b. compliance with applicable law, court order, judgement;
c. prevention, detention, prosecution or investigation for contravention of any law;
d. processing data of a data principal who is outside India;
e. implementation of scheme of compromise or merger or amalgamation;
f. debt recovery;
g. in the interests of security, sovereignty and integrity of India, as notified by the Central Government;
h. necessary for research, archiving or statistical purposes, provided if the personal data is not to be used to take any decision specific to a Data Principal.
· In addition to the above, the Central Government has the power to notify certain Data Fiduciary or class of Data Fiduciary who shall be exempted from compliance under certain provisions the Act.
|Data Protection Board of India
|· The Act has empowered the Central Government to established under the Board, which shall operate as in independent body and function as a digital office. Digital office means a mechanism for processing and disposal of complaints through online or digital mode.
· The Central Government has the power to determine the conditions of appointment of the members of the Board and their composition, qualifications, process of selection and various other matters.
· The Board is empowered to conduct hearing providing reasonable opportunity to be heard, so as to determine non-compliance with provisions of the Act, if any. In the event of any non-compliance or data breach, the Board shall issue directions in writing suggesting corrective measures to remedy such data breach or mitigate the harm caused to the Data Principal.
· In addition to above, the Board has the right to impose penalty on the defaulting party not exceeding INR 500 crores in each instance. While determining the financial penalty to be imposed, the Board shall consider the following matters: (i) nature of the non-compliance; (ii) type of the personal data affected; (iii) repetitive nature of the non-compliance; (iv) any gain or avoidance of loss due to the result of non-compliance; (v) actions undertaken to mitigate the effects and consequences if the non-compliance or the absence thereof; (vi) whether the financial penalty to be imposed is proportionate and effective to the non-compliance; (vii) likely impact of imposing a financial penalty on a person.
· Any order passed by the Board is binding and is treated as par with the orders issued by a Civil Court and the Board has the powers granted to a Civil Court in India.
|Appeal||· In the event any person is aggrieved by an order passed on the Board, the person, within 60(sixty) days of passing of such an order, a right to appeal to an Appellate Tribunal.
· The Appellate Tribunal is a Telecom Disputes Settlement and Appellate Tribunal established under the Telecom Regulatory Authority of India.
· All the appeals made to the Appellate Tribunal must be disposed off within the period of 6 (six) months from the date on which it was presented on. In the event the Appellate Tribunal is unable to pass an order within the prescribed period of 6 (six) months then it shall provide a reason in writing regarding such delay.

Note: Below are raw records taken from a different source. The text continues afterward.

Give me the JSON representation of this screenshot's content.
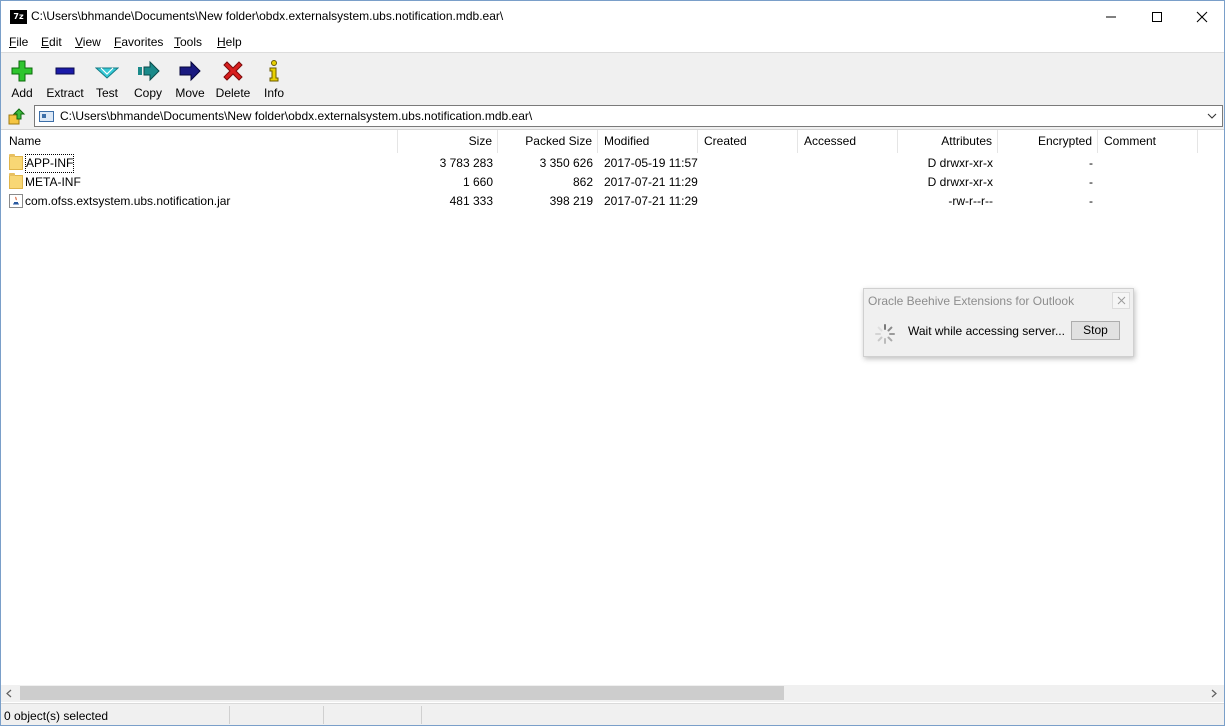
{
  "window": {
    "title": "C:\\Users\\bhmande\\Documents\\New folder\\obdx.externalsystem.ubs.notification.mdb.ear\\",
    "app_icon": "7z"
  },
  "menu": [
    {
      "label": "File",
      "key": "F",
      "rest": "ile"
    },
    {
      "label": "Edit",
      "key": "E",
      "rest": "dit"
    },
    {
      "label": "View",
      "key": "V",
      "rest": "iew"
    },
    {
      "label": "Favorites",
      "key": "F",
      "rest": "avorites"
    },
    {
      "label": "Tools",
      "key": "T",
      "rest": "ools"
    },
    {
      "label": "Help",
      "key": "H",
      "rest": "elp"
    }
  ],
  "toolbar": {
    "add": "Add",
    "extract": "Extract",
    "test": "Test",
    "copy": "Copy",
    "move": "Move",
    "delete": "Delete",
    "info": "Info"
  },
  "address": {
    "path": "C:\\Users\\bhmande\\Documents\\New folder\\obdx.externalsystem.ubs.notification.mdb.ear\\"
  },
  "columns": {
    "name": "Name",
    "size": "Size",
    "packed_size": "Packed Size",
    "modified": "Modified",
    "created": "Created",
    "accessed": "Accessed",
    "attributes": "Attributes",
    "encrypted": "Encrypted",
    "comment": "Comment"
  },
  "files": [
    {
      "name": "APP-INF",
      "type": "folder",
      "size": "3 783 283",
      "packed_size": "3 350 626",
      "modified": "2017-05-19 11:57",
      "created": "",
      "accessed": "",
      "attributes": "D drwxr-xr-x",
      "encrypted": "-",
      "comment": ""
    },
    {
      "name": "META-INF",
      "type": "folder",
      "size": "1 660",
      "packed_size": "862",
      "modified": "2017-07-21 11:29",
      "created": "",
      "accessed": "",
      "attributes": "D drwxr-xr-x",
      "encrypted": "-",
      "comment": ""
    },
    {
      "name": "com.ofss.extsystem.ubs.notification.jar",
      "type": "jar",
      "size": "481 333",
      "packed_size": "398 219",
      "modified": "2017-07-21 11:29",
      "created": "",
      "accessed": "",
      "attributes": "-rw-r--r--",
      "encrypted": "-",
      "comment": ""
    }
  ],
  "status": {
    "selection": "0 object(s) selected"
  },
  "popup": {
    "title": "Oracle Beehive Extensions for Outlook",
    "message": "Wait while accessing server...",
    "stop_label": "Stop"
  },
  "colors": {
    "toolbar_bg": "#f0f0f0",
    "add_green": "#2ec52e",
    "extract_blue": "#1a1aa8",
    "test_cyan": "#35c9d6",
    "copy_teal": "#1a8a8a",
    "move_navy": "#1a1a80",
    "delete_red": "#d81e1e",
    "info_yellow": "#e8d000"
  }
}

· Any party aggrieved by orders of Appellate Tribunal shall be dealt with provisions of Section 18 of Telecom Regulatory Authority of India Act, 1997.

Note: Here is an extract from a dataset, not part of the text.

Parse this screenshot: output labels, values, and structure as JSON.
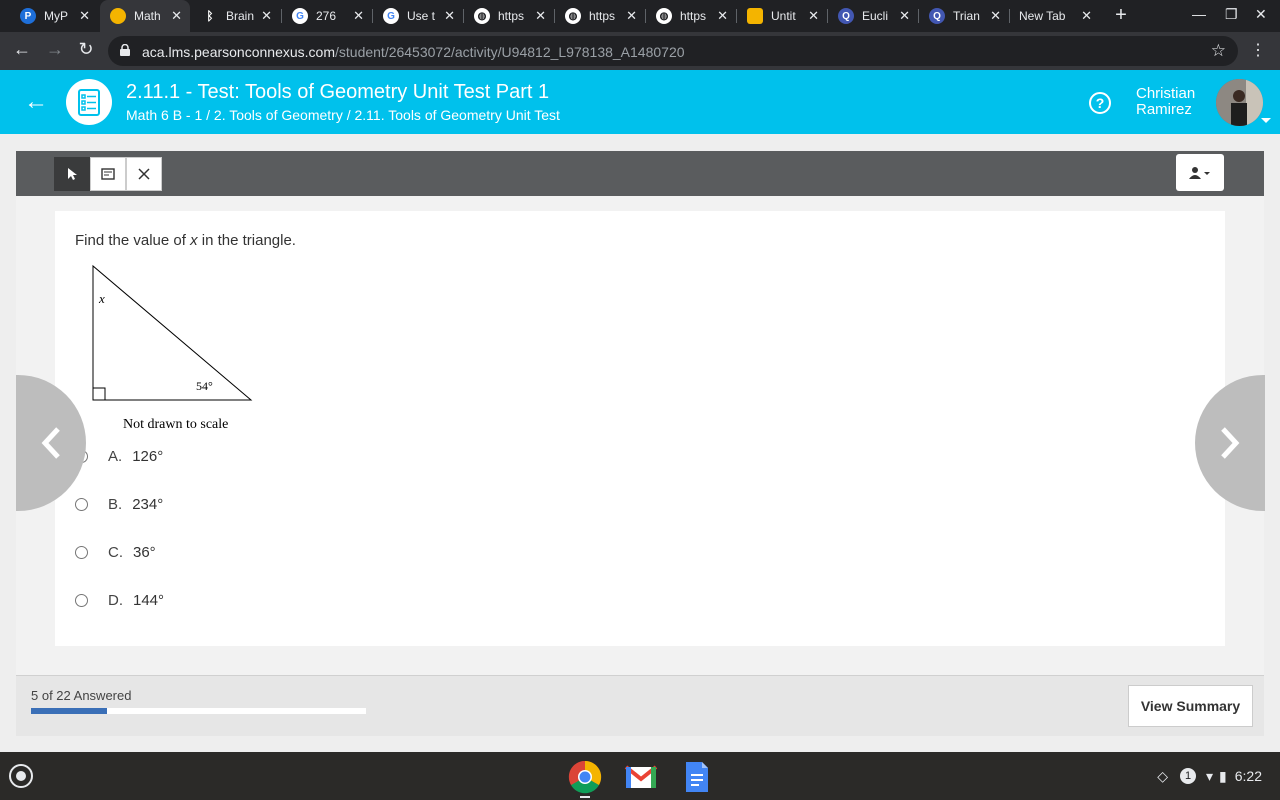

The Act has attempted to simplify the laws on data privacy and the same time made it comprehensive to ensure adequate protection of personal data in India. The Act contains a simple framework and plain language to aid any person with a basic understanding of the law to interpret the Act.

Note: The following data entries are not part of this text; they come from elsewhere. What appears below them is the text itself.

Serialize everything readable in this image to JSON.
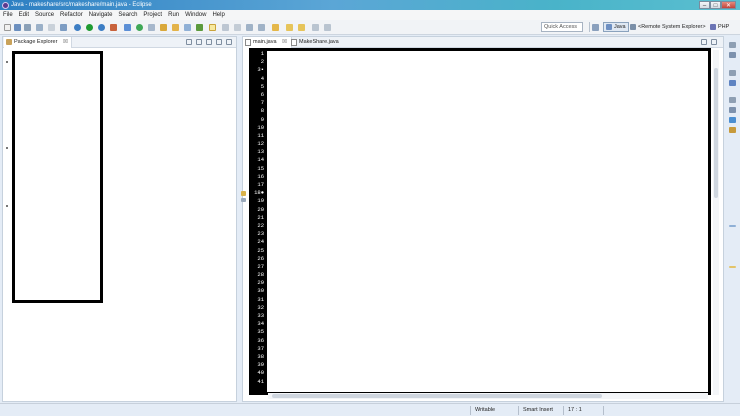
{
  "window": {
    "title": "Java - makeshare/src/makeshare/main.java - Eclipse"
  },
  "menu": [
    "File",
    "Edit",
    "Source",
    "Refactor",
    "Navigate",
    "Search",
    "Project",
    "Run",
    "Window",
    "Help"
  ],
  "toolbar": {
    "quick_access_placeholder": "Quick Access"
  },
  "perspectives": [
    "Java",
    "<Remote System Explorer>",
    "PHP"
  ],
  "package_explorer": {
    "tab_label": "Package Explorer",
    "close_glyph": "☒"
  },
  "editor": {
    "tabs": [
      {
        "label": "main.java",
        "close_glyph": "☒"
      },
      {
        "label": "MakeShare.java"
      }
    ],
    "line_numbers": [
      "1",
      "2",
      "3▪",
      "4",
      "5",
      "6",
      "7",
      "8",
      "9",
      "10",
      "11",
      "12",
      "13",
      "14",
      "15",
      "16",
      "17",
      "18●",
      "19",
      "20",
      "21",
      "22",
      "23",
      "24",
      "25",
      "26",
      "27",
      "28",
      "29",
      "30",
      "31",
      "32",
      "33",
      "34",
      "35",
      "36",
      "37",
      "38",
      "39",
      "40",
      "41"
    ]
  },
  "status": {
    "writable": "Writable",
    "insert_mode": "Smart Insert",
    "position": "17 : 1"
  }
}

The Act has introduced several new concepts and broaden the usage of ‘personal data’. For instance, the Act has introduced the concept of ‘legitimate use’ in broad terms, which allows the processing of data without explicit consent in various instances. Further, along with powers to the Board to ensure protection of personal data and compliance with the law, the Act has created an additional layer of grievance redressal by setting of an Appellate Tribunal.
In our view, over all the Act is a major improvement from the erstwhile legislations in terms of protection of personal data, accountability, penalties, corrective and preventive measures for safety of personal data.
For further information, please feel free to reach out to us.
Krishna Venkat: [email protected]
Priyanka Multani: [email protected]